### TASK ITEM
Among the records below, find each line that includes the string "Bikes" and copy it.

### DATA SUPPLIED
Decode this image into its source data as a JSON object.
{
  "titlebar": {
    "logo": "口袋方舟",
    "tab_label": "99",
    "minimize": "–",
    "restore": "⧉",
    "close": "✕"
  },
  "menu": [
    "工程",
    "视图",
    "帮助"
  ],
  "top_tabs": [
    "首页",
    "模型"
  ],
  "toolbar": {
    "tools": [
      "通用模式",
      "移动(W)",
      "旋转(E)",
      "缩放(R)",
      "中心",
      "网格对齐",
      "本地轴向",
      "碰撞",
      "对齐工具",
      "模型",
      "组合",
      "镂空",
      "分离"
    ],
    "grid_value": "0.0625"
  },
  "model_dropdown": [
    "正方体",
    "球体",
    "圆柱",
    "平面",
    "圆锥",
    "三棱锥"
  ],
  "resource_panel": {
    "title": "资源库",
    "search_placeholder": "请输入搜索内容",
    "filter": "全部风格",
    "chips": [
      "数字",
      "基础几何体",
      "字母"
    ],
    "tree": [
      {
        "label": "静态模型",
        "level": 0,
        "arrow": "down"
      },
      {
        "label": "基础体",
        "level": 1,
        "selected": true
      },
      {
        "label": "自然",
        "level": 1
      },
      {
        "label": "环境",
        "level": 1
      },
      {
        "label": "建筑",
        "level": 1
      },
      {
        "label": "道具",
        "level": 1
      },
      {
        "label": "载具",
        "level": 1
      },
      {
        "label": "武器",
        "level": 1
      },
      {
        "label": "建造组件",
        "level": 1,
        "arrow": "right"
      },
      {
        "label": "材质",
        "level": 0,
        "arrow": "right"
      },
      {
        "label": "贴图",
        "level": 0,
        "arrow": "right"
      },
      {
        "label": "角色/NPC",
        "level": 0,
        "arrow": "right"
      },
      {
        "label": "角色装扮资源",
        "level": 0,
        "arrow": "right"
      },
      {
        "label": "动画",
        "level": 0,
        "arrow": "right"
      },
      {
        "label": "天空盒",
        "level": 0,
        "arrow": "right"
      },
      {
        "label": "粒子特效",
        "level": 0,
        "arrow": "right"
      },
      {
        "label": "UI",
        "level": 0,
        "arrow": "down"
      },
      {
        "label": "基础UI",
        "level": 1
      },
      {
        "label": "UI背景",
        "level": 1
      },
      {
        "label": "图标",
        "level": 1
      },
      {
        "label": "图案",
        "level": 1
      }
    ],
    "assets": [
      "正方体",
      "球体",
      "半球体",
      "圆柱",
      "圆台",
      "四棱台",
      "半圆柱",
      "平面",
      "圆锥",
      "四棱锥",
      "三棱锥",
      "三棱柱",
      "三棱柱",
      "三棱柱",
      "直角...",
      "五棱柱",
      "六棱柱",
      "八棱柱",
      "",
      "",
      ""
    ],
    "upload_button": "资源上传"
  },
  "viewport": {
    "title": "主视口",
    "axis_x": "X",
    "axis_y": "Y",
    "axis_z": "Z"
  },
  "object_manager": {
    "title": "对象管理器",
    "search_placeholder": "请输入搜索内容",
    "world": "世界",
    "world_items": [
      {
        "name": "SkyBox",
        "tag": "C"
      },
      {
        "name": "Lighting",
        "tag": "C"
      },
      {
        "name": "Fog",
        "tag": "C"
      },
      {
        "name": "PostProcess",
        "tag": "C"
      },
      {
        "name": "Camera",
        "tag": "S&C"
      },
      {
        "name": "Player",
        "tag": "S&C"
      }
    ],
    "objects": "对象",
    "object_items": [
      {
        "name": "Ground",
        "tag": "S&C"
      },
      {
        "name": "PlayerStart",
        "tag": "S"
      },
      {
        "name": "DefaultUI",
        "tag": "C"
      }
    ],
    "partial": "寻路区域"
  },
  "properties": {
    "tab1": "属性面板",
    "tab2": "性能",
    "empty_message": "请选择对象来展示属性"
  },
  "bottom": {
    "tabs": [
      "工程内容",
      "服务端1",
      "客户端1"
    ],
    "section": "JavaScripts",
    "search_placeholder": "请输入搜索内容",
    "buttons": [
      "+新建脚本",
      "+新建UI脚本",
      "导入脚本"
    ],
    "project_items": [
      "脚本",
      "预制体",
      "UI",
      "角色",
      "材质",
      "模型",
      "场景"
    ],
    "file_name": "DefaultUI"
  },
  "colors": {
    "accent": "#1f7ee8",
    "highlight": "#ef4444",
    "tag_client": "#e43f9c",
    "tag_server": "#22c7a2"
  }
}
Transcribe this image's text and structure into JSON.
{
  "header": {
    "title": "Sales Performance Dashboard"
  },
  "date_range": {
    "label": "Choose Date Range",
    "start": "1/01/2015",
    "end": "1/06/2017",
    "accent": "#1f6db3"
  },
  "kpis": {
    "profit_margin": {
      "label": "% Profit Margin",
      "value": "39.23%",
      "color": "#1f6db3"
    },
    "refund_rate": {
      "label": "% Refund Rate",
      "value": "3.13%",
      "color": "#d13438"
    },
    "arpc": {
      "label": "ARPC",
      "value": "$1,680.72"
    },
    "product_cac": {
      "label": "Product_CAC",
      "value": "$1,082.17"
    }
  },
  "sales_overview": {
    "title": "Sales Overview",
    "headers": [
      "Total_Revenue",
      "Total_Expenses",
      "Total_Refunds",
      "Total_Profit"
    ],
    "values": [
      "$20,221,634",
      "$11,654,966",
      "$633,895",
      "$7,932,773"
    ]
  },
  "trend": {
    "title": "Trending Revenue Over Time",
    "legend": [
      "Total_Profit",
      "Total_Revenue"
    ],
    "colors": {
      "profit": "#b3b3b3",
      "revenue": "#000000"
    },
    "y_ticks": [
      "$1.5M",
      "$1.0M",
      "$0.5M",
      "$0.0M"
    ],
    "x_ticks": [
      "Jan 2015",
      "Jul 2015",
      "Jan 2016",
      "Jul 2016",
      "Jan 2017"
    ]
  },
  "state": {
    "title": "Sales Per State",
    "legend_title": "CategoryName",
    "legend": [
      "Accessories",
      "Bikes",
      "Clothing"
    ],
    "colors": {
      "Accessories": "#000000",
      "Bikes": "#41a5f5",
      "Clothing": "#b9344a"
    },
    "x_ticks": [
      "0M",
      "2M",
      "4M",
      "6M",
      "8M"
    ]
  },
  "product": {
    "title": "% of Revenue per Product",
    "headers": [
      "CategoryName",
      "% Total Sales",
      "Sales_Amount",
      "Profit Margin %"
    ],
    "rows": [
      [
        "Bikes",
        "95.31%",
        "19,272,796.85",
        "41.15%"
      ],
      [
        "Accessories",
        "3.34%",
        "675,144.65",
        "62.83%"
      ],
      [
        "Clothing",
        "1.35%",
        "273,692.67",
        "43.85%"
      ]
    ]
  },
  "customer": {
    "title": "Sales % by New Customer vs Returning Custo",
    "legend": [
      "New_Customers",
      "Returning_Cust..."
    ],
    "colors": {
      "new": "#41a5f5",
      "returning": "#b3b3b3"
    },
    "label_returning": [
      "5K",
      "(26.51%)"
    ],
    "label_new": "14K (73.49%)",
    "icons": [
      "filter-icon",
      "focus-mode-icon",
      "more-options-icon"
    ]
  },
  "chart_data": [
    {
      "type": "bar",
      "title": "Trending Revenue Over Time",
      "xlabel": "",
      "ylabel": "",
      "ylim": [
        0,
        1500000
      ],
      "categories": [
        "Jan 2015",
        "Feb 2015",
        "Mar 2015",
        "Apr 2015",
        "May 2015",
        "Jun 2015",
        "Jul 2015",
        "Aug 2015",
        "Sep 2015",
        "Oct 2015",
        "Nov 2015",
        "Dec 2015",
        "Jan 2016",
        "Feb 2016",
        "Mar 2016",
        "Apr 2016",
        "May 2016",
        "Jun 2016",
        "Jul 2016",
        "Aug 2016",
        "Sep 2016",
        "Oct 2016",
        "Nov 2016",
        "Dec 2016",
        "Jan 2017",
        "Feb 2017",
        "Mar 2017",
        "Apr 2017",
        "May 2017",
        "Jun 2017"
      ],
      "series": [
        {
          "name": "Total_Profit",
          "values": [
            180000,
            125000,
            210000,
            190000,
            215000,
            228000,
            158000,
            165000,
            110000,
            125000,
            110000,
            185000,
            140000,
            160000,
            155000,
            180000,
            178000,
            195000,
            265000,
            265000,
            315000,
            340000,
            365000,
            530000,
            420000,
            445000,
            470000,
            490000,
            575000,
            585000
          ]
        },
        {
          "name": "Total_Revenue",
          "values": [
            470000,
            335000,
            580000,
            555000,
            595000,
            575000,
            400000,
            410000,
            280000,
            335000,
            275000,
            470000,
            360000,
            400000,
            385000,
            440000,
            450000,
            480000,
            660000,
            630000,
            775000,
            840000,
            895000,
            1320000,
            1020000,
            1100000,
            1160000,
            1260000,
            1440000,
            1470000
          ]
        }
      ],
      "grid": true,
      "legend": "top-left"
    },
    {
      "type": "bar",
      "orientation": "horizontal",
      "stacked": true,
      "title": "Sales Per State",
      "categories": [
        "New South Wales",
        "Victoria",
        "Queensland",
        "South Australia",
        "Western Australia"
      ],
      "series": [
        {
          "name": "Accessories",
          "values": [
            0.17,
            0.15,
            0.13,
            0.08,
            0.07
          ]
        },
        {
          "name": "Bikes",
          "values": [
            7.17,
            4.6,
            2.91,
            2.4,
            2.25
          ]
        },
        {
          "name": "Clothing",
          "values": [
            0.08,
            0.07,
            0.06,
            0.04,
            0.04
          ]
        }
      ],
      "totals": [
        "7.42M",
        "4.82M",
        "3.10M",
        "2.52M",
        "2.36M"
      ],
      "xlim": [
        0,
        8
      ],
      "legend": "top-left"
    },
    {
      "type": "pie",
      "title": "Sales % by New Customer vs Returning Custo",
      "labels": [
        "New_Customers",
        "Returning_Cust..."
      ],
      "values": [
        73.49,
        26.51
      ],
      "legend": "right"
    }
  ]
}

### SOLUTION TO THIS EXERCISE
      "Bikes",
      "Bikes": "#41a5f5",
        "Bikes",
          "name": "Bikes",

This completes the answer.